Age bias suit against Livermore national nuclear lab can go to trialReprints
The 130 plaintiffs who filed an age discrimination complaint against the national nuclear laboratory in Livermore, Calif., in connection with a May 2008 reduction in force can proceed to trial, according to a state court judge's ruling.
According to the 2009 complaint filed with the Alameda County Superior Court in Oakland in Elaine Andrews et al. v. Lawrence Livermore National Security L.L.C. et al., the limited liability company took over management of the Lawrence Livermore national laboratory, a government-owned, contractor-operated facility funded by the U.S. Department of Energy, in 2007.
At that time, the lab had a $1.6 billion budget and a staff of 6,800, according to the complaint. The company decided to reduce its operating expenses by laying off about 750 employees. Although layoff procedures are set forth in a personnel policy manual published by the company, says the complaint, “business units and layoff units were created in a way that (the company) could target older workers for layoff by circumventing” the manual's procedures.

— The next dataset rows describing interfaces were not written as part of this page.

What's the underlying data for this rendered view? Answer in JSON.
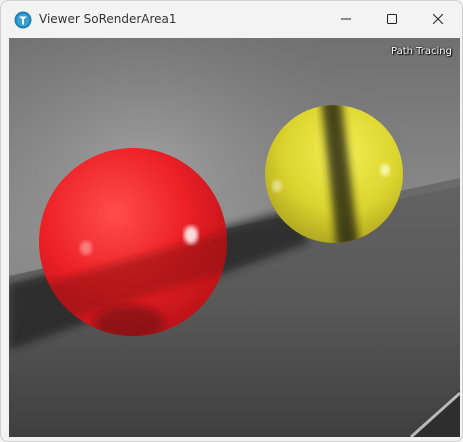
{
  "window": {
    "title": "Viewer SoRenderArea1",
    "app_icon": "coin3d-viewer-icon"
  },
  "caption_buttons": {
    "minimize_icon": "minimize-icon",
    "maximize_icon": "maximize-icon",
    "close_icon": "close-icon"
  },
  "render_area": {
    "render_mode_label": "Path Tracing",
    "colors": {
      "red_sphere": "#e8191c",
      "yellow_sphere": "#e2dc2c",
      "floor": "#5a5a5a",
      "background": "#8a8a8a"
    }
  }
}
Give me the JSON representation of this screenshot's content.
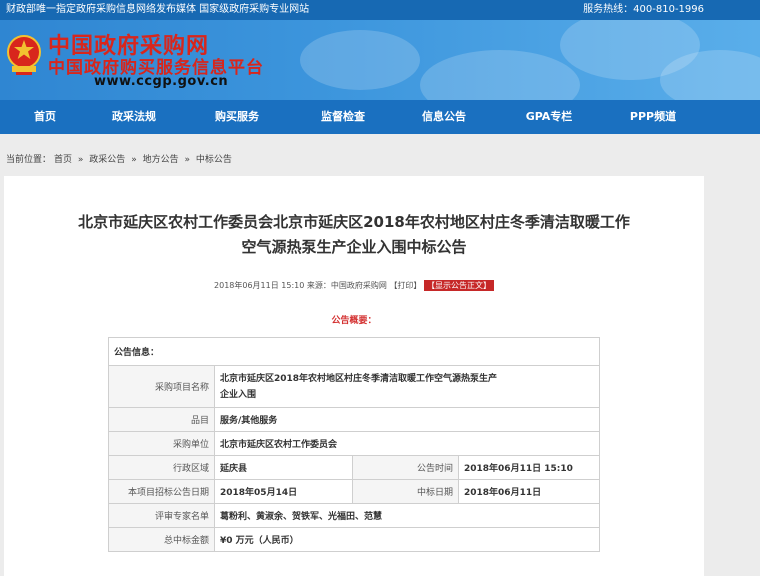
{
  "topbar": {
    "left_text": "财政部唯一指定政府采购信息网络发布媒体  国家级政府采购专业网站",
    "right_text": "服务热线：400-810-1996"
  },
  "logo": {
    "line1": "中国政府采购网",
    "line2": "中国政府购买服务信息平台",
    "url": "www.ccgp.gov.cn"
  },
  "nav": {
    "items": [
      "首页",
      "政采法规",
      "购买服务",
      "监督检查",
      "信息公告",
      "GPA专栏",
      "PPP频道"
    ]
  },
  "breadcrumb": {
    "prefix": "当前位置：",
    "items": [
      "首页",
      "政采公告",
      "地方公告",
      "中标公告"
    ],
    "separator": "»"
  },
  "article": {
    "title_line1": "北京市延庆区农村工作委员会北京市延庆区2018年农村地区村庄冬季清洁取暖工作",
    "title_line2": "空气源热泵生产企业入围中标公告",
    "datetime": "2018年06月11日 15:10",
    "source": "来源：中国政府采购网",
    "print_label": "【打印】",
    "show_body_label": "【显示公告正文】",
    "summary_heading": "公告概要："
  },
  "info_table": {
    "heading": "公告信息：",
    "project_name_label": "采购项目名称",
    "project_name_line1": "北京市延庆区2018年农村地区村庄冬季清洁取暖工作空气源热泵生产",
    "project_name_line2": "企业入围",
    "category_label": "品目",
    "category_value": "服务/其他服务",
    "purchaser_label": "采购单位",
    "purchaser_value": "北京市延庆区农村工作委员会",
    "district_label": "行政区域",
    "district_value": "延庆县",
    "announce_time_label": "公告时间",
    "announce_time_value": "2018年06月11日  15:10",
    "bid_date_label": "本项目招标公告日期",
    "bid_date_value": "2018年05月14日",
    "award_date_label": "中标日期",
    "award_date_value": "2018年06月11日",
    "experts_label": "评审专家名单",
    "experts_value": "葛粉利、黄淑余、贺铁军、光福田、范慧",
    "amount_label": "总中标金额",
    "amount_value": "¥0 万元（人民币）"
  },
  "colors": {
    "nav_blue": "#1a70c0",
    "logo_red": "#d8261c",
    "tag_red": "#c62828"
  }
}
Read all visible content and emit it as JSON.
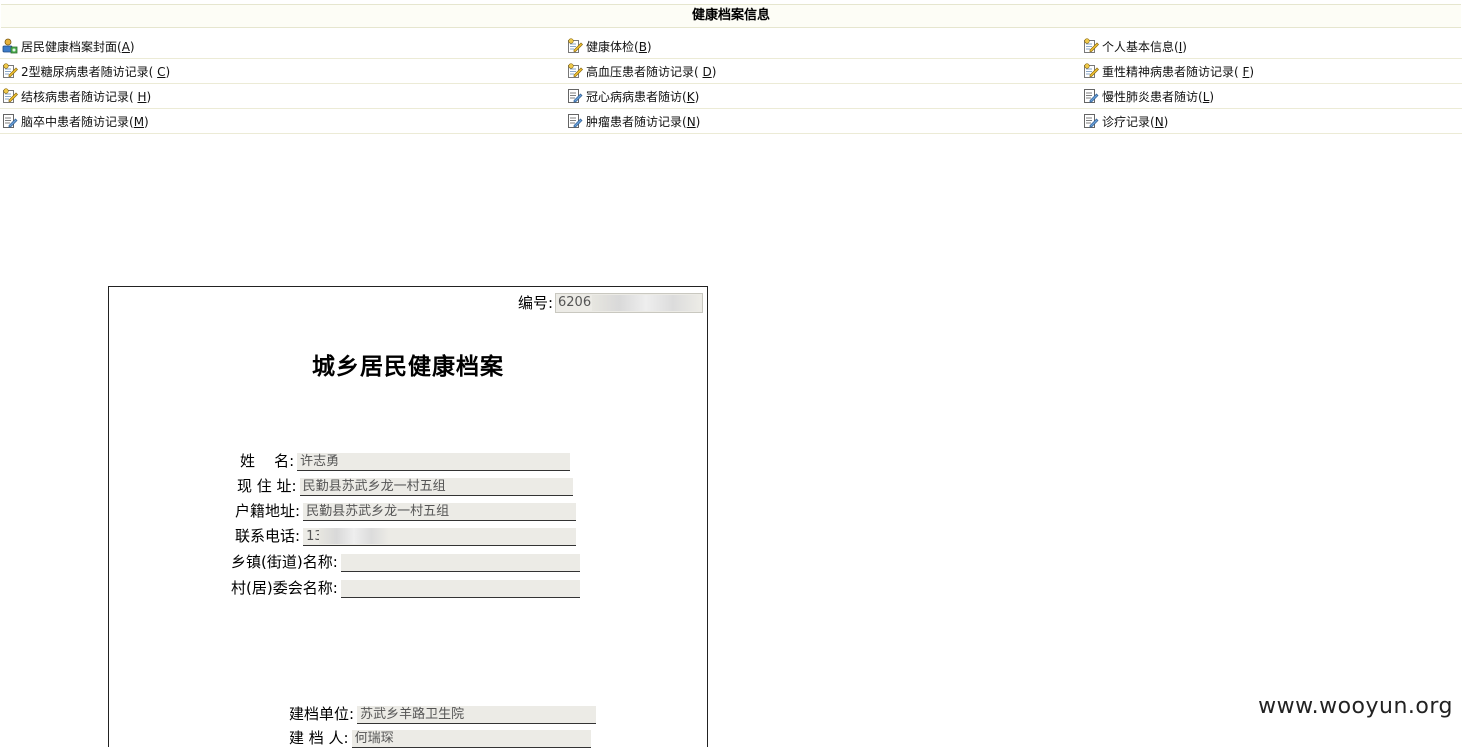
{
  "header": {
    "title": "健康档案信息"
  },
  "menu": {
    "rows": [
      [
        {
          "label": "居民健康档案封面(",
          "key": "A",
          ")": ")",
          "icon": "cover-icon"
        },
        {
          "label": "健康体检(",
          "key": "B",
          "icon": "edit-pencil-icon"
        },
        {
          "label": "个人基本信息(",
          "key": "I",
          "icon": "edit-pencil-icon"
        }
      ],
      [
        {
          "label": "2型糖尿病患者随访记录( ",
          "key": "C",
          "icon": "edit-pencil-icon"
        },
        {
          "label": "高血压患者随访记录( ",
          "key": "D",
          "icon": "edit-pencil-icon"
        },
        {
          "label": "重性精神病患者随访记录( ",
          "key": "F",
          "icon": "edit-pencil-icon"
        }
      ],
      [
        {
          "label": "结核病患者随访记录( ",
          "key": "H",
          "icon": "edit-pencil-icon"
        },
        {
          "label": "冠心病病患者随访(",
          "key": "K",
          "icon": "edit-doc-icon"
        },
        {
          "label": "慢性肺炎患者随访(",
          "key": "L",
          "icon": "edit-doc-icon"
        }
      ],
      [
        {
          "label": "脑卒中患者随访记录(",
          "key": "M",
          "icon": "edit-doc-icon"
        },
        {
          "label": "肿瘤患者随访记录(",
          "key": "N",
          "icon": "edit-doc-icon"
        },
        {
          "label": "诊疗记录(",
          "key": "N",
          "icon": "edit-doc-icon"
        }
      ]
    ],
    "close_paren": ")"
  },
  "document": {
    "number_label": "编号:",
    "number_value": "62062",
    "title": "城乡居民健康档案",
    "fields": {
      "name_label": "姓    名:",
      "name_value": "许志勇",
      "address_label": "现 住 址:",
      "address_value": "民勤县苏武乡龙一村五组",
      "household_label": "户籍地址:",
      "household_value": "民勤县苏武乡龙一村五组",
      "phone_label": "联系电话:",
      "phone_value": "13",
      "town_label": "乡镇(街道)名称:",
      "town_value": "",
      "village_label": "村(居)委会名称:",
      "village_value": "",
      "unit_label": "建档单位:",
      "unit_value": "苏武乡羊路卫生院",
      "creator_label": "建 档 人:",
      "creator_value": "何瑞琛"
    }
  },
  "watermark": "www.wooyun.org"
}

“The personnel policy manual does not authorize grouping employees in this manner,” the complaint says. “In addition, (the company) excluded approximately 40% of the workforce from exposure to the possibility of layoff, claiming they had peculiar skills, knowledge and abilities. This exclusion protected younger workers, and led to the termination of older workers,” the complaint says. “The entire reduction is invalid, illegal and discriminatory.”
In his technical Oct. 12 ruling, which was made available Tuesday, Judge Robert B. Freedman considers and rules against the defendants on five separate issues related to the plaintiffs' disparate impact claim.

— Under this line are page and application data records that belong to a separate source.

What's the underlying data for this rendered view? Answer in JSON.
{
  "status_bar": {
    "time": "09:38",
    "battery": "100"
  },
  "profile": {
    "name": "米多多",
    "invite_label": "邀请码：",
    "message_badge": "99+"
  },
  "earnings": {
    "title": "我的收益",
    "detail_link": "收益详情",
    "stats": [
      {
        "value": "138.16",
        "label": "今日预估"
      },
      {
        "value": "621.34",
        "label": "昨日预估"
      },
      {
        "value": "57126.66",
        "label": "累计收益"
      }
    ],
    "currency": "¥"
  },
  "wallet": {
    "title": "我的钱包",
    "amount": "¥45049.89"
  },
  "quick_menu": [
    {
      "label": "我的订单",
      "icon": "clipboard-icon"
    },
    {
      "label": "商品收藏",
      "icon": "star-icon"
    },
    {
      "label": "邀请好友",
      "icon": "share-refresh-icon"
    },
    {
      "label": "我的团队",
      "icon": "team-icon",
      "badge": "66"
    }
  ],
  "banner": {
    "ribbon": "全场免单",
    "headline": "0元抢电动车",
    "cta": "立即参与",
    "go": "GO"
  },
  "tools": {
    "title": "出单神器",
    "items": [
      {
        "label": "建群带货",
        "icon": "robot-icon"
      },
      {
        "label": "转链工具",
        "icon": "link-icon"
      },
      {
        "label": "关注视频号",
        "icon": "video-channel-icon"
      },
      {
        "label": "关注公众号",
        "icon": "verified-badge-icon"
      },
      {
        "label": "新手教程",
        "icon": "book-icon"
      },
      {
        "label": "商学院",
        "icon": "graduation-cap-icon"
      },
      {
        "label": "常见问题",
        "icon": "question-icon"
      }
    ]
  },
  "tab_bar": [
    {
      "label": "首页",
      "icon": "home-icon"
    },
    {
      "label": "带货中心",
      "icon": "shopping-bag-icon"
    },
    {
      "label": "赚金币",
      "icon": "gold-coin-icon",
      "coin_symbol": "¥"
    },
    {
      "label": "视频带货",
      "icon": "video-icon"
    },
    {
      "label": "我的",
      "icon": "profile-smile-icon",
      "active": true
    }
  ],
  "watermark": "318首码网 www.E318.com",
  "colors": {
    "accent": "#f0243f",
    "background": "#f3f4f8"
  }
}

The five issues were:
• The court lacks jurisdiction over the plaintiffs' disparate impact age claims;
• The plaintiffs cannot establish a prima facie case because they have not identified a specific neutral employment practice, and cannot identify a neutral employment policy or practice;
• The plaintiffs cannot establish a prima facie case because there is no statistically significant evidence of disparate impact;
• The company's policies and practices were justified by business necessity; and
• The plaintiffs have not identified alternative practices that could have avoided any disparate impact.
Plaintiff attorney J. Gary Gwilliam of Gwilliam Ivary Chiosso Cavalli & Brewer P.C. said in a statement Wednesday that the plaintiffs' average age is 54 and that they had worked for the lab an average of 20 years.
“Our clients have waited a long time for this trial. We look forward to having a jury hear this case as soon as possible,” Mr. Gwilliam said. He said a Nov. 1 hearing is scheduled to set the trial date, which is expected to be held in December or January.
A Livermore spokesman in a statement, “The lab disagrees with the judge's conclusion. We are currently reviewing the details of the decision and considering various options.”